**Instructions to follow:** Each line that has the string "JSON" must be copied from the records below.

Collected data
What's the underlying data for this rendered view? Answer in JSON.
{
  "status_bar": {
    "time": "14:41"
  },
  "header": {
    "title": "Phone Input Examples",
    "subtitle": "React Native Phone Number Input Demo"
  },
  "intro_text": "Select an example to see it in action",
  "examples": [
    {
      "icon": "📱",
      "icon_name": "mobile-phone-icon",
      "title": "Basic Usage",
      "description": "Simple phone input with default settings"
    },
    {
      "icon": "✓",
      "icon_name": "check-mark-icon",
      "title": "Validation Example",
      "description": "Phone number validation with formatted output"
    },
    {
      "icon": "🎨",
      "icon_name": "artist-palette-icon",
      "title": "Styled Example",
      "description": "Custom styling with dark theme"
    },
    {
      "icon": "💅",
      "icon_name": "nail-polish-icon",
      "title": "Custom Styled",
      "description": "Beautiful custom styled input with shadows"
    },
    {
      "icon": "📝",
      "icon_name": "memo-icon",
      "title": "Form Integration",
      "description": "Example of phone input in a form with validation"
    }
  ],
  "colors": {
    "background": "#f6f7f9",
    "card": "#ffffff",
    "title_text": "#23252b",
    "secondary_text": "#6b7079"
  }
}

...

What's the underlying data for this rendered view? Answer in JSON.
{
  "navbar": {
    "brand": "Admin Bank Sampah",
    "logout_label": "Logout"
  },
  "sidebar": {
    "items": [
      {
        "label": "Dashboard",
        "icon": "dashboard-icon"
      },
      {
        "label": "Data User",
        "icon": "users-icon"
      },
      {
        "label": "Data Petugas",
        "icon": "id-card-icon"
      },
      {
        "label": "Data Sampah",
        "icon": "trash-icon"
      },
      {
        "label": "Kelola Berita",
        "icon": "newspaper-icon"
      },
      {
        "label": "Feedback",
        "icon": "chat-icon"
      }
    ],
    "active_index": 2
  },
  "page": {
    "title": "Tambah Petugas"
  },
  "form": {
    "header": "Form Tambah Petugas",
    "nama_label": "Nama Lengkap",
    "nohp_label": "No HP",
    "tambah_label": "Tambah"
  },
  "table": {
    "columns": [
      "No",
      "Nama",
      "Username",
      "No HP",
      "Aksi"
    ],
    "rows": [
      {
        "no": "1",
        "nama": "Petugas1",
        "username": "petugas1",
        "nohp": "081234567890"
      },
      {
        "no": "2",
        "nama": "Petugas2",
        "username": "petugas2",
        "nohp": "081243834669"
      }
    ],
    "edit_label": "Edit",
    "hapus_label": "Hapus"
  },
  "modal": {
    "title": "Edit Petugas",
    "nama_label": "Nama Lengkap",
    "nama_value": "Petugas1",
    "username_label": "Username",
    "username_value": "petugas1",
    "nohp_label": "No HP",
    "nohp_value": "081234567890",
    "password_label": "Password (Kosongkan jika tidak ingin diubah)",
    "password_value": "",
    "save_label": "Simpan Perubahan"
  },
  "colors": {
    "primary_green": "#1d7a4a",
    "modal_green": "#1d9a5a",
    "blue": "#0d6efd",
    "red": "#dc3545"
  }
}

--

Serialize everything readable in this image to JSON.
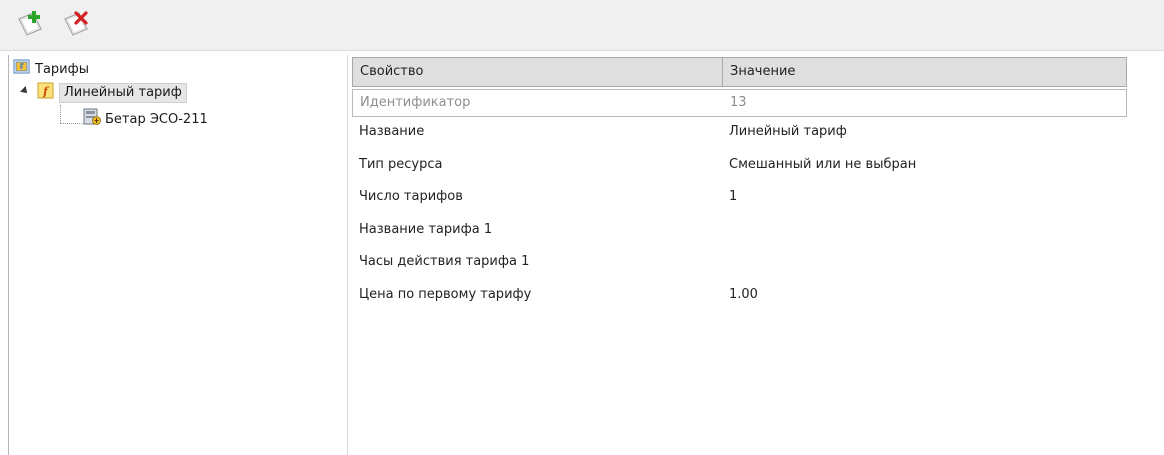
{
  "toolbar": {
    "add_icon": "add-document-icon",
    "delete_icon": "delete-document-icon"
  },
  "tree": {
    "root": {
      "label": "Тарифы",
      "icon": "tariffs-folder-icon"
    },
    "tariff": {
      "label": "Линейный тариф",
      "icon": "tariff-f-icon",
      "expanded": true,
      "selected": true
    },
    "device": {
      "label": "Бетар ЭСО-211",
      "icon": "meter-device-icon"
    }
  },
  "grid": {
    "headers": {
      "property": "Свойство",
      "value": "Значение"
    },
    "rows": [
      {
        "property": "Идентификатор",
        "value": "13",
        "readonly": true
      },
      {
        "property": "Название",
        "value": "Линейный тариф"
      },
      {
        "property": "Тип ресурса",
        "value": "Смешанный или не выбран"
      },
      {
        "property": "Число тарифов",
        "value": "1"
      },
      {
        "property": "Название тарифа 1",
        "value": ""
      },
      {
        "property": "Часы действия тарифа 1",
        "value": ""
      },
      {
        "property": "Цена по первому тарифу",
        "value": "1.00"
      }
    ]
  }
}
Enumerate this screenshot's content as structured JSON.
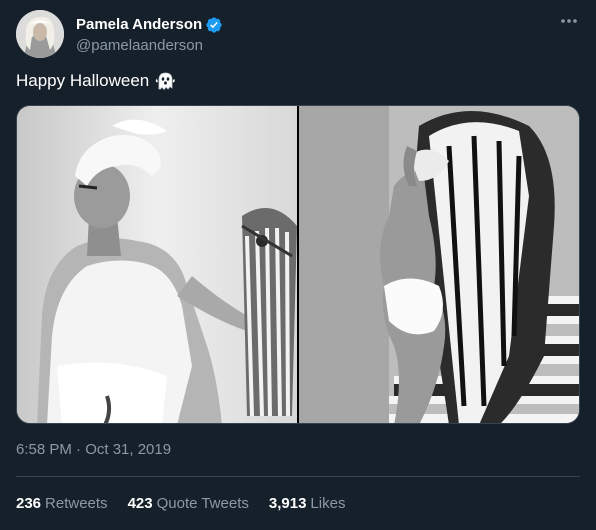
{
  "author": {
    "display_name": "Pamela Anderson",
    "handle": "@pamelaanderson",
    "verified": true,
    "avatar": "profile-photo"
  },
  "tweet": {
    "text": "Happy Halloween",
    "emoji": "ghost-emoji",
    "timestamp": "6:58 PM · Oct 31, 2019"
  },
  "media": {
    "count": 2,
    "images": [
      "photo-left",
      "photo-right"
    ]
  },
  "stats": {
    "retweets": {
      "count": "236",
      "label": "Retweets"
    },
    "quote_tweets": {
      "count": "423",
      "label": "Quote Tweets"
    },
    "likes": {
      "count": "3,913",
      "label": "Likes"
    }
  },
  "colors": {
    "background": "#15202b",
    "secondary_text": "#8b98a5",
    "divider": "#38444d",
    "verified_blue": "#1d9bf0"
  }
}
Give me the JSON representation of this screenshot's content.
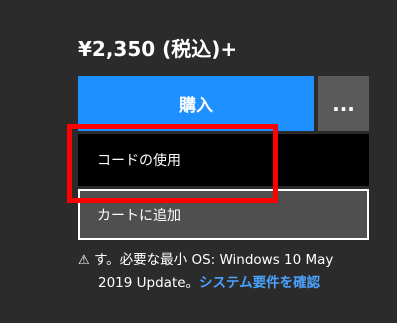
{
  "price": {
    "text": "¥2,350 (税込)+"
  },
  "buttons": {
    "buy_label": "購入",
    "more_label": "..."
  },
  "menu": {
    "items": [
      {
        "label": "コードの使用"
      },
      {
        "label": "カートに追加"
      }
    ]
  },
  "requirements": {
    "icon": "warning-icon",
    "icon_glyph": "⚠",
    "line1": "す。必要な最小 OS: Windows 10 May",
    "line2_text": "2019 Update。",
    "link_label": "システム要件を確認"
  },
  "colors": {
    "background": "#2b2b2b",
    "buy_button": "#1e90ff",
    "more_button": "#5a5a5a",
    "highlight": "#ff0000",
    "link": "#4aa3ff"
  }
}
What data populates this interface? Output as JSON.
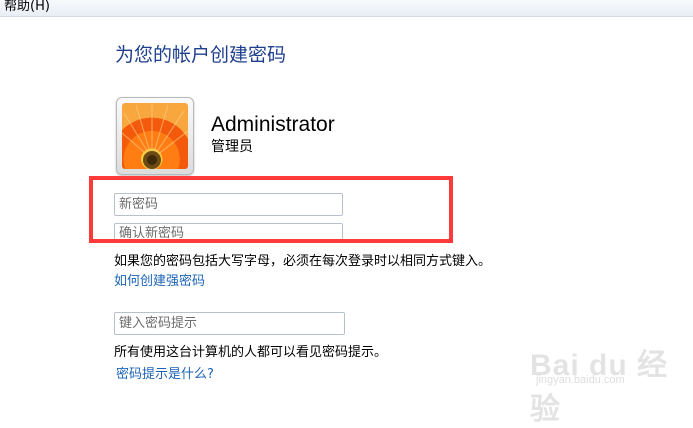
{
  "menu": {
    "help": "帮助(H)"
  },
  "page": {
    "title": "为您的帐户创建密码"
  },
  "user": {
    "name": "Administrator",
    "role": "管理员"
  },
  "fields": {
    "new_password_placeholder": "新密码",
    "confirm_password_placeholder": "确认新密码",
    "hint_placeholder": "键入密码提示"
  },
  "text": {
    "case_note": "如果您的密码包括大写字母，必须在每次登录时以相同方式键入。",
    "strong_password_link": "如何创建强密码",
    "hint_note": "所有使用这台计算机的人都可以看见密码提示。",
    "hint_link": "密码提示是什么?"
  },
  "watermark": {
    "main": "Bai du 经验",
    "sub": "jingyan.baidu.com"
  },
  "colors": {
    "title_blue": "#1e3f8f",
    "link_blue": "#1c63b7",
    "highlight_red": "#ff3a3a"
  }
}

**Exercise result:**
What's the underlying data for this rendered view? Answer in JSON.
What's the underlying data for this rendered view? Answer in JSON.
Serialize everything readable in this image to JSON.
Enumerate this screenshot's content as structured JSON.
Give me the JSON representation of this screenshot's content.
What data populates this interface? Output as JSON.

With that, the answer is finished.